**Work request:** Because the listing below is to be kept intact, restate all of it word for word.
*** Opening of Supplied entries ***
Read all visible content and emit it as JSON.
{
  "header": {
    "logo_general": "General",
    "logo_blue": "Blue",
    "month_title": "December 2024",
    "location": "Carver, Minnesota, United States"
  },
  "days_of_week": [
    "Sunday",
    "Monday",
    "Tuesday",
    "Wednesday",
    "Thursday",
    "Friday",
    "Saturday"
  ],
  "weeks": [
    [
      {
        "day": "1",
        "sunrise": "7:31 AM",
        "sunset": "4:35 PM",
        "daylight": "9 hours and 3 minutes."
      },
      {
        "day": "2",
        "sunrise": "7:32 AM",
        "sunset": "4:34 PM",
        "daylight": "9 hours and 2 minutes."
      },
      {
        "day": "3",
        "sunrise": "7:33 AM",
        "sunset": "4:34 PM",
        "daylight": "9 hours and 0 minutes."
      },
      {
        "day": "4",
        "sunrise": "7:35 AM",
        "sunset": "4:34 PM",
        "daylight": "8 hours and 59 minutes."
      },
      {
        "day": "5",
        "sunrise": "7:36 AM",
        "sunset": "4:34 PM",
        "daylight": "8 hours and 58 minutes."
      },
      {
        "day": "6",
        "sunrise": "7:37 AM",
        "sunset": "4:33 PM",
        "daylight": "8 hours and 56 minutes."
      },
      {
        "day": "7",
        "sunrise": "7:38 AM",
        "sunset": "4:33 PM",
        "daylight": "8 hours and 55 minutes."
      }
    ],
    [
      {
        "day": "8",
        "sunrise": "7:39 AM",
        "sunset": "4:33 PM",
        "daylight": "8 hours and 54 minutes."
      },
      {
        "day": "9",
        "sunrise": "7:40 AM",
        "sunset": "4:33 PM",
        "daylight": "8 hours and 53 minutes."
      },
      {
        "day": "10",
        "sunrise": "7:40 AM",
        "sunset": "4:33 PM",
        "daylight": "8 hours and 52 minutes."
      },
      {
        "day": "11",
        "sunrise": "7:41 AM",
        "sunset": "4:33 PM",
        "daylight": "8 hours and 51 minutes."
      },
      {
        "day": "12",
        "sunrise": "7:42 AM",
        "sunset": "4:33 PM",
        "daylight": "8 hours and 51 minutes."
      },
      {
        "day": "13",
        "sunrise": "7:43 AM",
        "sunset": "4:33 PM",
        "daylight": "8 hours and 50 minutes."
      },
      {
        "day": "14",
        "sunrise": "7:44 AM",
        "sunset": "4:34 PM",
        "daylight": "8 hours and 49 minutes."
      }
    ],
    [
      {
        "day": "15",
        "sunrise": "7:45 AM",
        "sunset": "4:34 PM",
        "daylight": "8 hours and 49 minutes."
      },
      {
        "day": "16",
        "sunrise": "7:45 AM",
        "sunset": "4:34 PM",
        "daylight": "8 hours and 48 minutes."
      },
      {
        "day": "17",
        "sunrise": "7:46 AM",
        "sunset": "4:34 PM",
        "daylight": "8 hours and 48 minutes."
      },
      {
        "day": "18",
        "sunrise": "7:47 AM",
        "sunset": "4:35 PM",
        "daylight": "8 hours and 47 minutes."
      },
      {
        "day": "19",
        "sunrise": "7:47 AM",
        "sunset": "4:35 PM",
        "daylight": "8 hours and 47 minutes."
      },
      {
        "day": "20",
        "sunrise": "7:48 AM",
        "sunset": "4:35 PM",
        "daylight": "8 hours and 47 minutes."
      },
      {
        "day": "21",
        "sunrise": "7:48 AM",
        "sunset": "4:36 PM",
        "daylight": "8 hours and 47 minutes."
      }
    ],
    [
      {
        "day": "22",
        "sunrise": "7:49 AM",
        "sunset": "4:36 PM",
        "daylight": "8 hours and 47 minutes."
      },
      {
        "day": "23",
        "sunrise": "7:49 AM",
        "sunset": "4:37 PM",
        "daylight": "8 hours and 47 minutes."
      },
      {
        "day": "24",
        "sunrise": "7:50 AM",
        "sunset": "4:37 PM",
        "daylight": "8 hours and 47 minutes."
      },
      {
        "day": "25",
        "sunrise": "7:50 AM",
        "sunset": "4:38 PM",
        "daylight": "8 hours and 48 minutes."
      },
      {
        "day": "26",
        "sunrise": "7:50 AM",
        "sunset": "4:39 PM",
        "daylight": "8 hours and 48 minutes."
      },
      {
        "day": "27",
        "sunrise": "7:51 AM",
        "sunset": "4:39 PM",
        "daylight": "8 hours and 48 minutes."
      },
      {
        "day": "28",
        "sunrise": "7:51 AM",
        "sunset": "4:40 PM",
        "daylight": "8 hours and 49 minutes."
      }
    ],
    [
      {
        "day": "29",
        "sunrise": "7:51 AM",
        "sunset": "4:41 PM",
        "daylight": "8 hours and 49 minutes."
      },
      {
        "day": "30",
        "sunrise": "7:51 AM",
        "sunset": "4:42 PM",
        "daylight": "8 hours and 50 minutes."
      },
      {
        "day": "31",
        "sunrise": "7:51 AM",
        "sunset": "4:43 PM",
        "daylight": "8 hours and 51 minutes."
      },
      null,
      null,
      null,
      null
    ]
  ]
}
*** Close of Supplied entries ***
**Answer to this problem:**
Read all visible content and emit it as JSON.
{
  "header": {
    "logo_general": "General",
    "logo_blue": "Blue",
    "month_title": "December 2024",
    "location": "Carver, Minnesota, United States"
  },
  "days_of_week": [
    "Sunday",
    "Monday",
    "Tuesday",
    "Wednesday",
    "Thursday",
    "Friday",
    "Saturday"
  ],
  "weeks": [
    [
      {
        "day": "1",
        "sunrise": "7:31 AM",
        "sunset": "4:35 PM",
        "daylight": "9 hours and 3 minutes."
      },
      {
        "day": "2",
        "sunrise": "7:32 AM",
        "sunset": "4:34 PM",
        "daylight": "9 hours and 2 minutes."
      },
      {
        "day": "3",
        "sunrise": "7:33 AM",
        "sunset": "4:34 PM",
        "daylight": "9 hours and 0 minutes."
      },
      {
        "day": "4",
        "sunrise": "7:35 AM",
        "sunset": "4:34 PM",
        "daylight": "8 hours and 59 minutes."
      },
      {
        "day": "5",
        "sunrise": "7:36 AM",
        "sunset": "4:34 PM",
        "daylight": "8 hours and 58 minutes."
      },
      {
        "day": "6",
        "sunrise": "7:37 AM",
        "sunset": "4:33 PM",
        "daylight": "8 hours and 56 minutes."
      },
      {
        "day": "7",
        "sunrise": "7:38 AM",
        "sunset": "4:33 PM",
        "daylight": "8 hours and 55 minutes."
      }
    ],
    [
      {
        "day": "8",
        "sunrise": "7:39 AM",
        "sunset": "4:33 PM",
        "daylight": "8 hours and 54 minutes."
      },
      {
        "day": "9",
        "sunrise": "7:40 AM",
        "sunset": "4:33 PM",
        "daylight": "8 hours and 53 minutes."
      },
      {
        "day": "10",
        "sunrise": "7:40 AM",
        "sunset": "4:33 PM",
        "daylight": "8 hours and 52 minutes."
      },
      {
        "day": "11",
        "sunrise": "7:41 AM",
        "sunset": "4:33 PM",
        "daylight": "8 hours and 51 minutes."
      },
      {
        "day": "12",
        "sunrise": "7:42 AM",
        "sunset": "4:33 PM",
        "daylight": "8 hours and 51 minutes."
      },
      {
        "day": "13",
        "sunrise": "7:43 AM",
        "sunset": "4:33 PM",
        "daylight": "8 hours and 50 minutes."
      },
      {
        "day": "14",
        "sunrise": "7:44 AM",
        "sunset": "4:34 PM",
        "daylight": "8 hours and 49 minutes."
      }
    ],
    [
      {
        "day": "15",
        "sunrise": "7:45 AM",
        "sunset": "4:34 PM",
        "daylight": "8 hours and 49 minutes."
      },
      {
        "day": "16",
        "sunrise": "7:45 AM",
        "sunset": "4:34 PM",
        "daylight": "8 hours and 48 minutes."
      },
      {
        "day": "17",
        "sunrise": "7:46 AM",
        "sunset": "4:34 PM",
        "daylight": "8 hours and 48 minutes."
      },
      {
        "day": "18",
        "sunrise": "7:47 AM",
        "sunset": "4:35 PM",
        "daylight": "8 hours and 47 minutes."
      },
      {
        "day": "19",
        "sunrise": "7:47 AM",
        "sunset": "4:35 PM",
        "daylight": "8 hours and 47 minutes."
      },
      {
        "day": "20",
        "sunrise": "7:48 AM",
        "sunset": "4:35 PM",
        "daylight": "8 hours and 47 minutes."
      },
      {
        "day": "21",
        "sunrise": "7:48 AM",
        "sunset": "4:36 PM",
        "daylight": "8 hours and 47 minutes."
      }
    ],
    [
      {
        "day": "22",
        "sunrise": "7:49 AM",
        "sunset": "4:36 PM",
        "daylight": "8 hours and 47 minutes."
      },
      {
        "day": "23",
        "sunrise": "7:49 AM",
        "sunset": "4:37 PM",
        "daylight": "8 hours and 47 minutes."
      },
      {
        "day": "24",
        "sunrise": "7:50 AM",
        "sunset": "4:37 PM",
        "daylight": "8 hours and 47 minutes."
      },
      {
        "day": "25",
        "sunrise": "7:50 AM",
        "sunset": "4:38 PM",
        "daylight": "8 hours and 48 minutes."
      },
      {
        "day": "26",
        "sunrise": "7:50 AM",
        "sunset": "4:39 PM",
        "daylight": "8 hours and 48 minutes."
      },
      {
        "day": "27",
        "sunrise": "7:51 AM",
        "sunset": "4:39 PM",
        "daylight": "8 hours and 48 minutes."
      },
      {
        "day": "28",
        "sunrise": "7:51 AM",
        "sunset": "4:40 PM",
        "daylight": "8 hours and 49 minutes."
      }
    ],
    [
      {
        "day": "29",
        "sunrise": "7:51 AM",
        "sunset": "4:41 PM",
        "daylight": "8 hours and 49 minutes."
      },
      {
        "day": "30",
        "sunrise": "7:51 AM",
        "sunset": "4:42 PM",
        "daylight": "8 hours and 50 minutes."
      },
      {
        "day": "31",
        "sunrise": "7:51 AM",
        "sunset": "4:43 PM",
        "daylight": "8 hours and 51 minutes."
      },
      null,
      null,
      null,
      null
    ]
  ]
}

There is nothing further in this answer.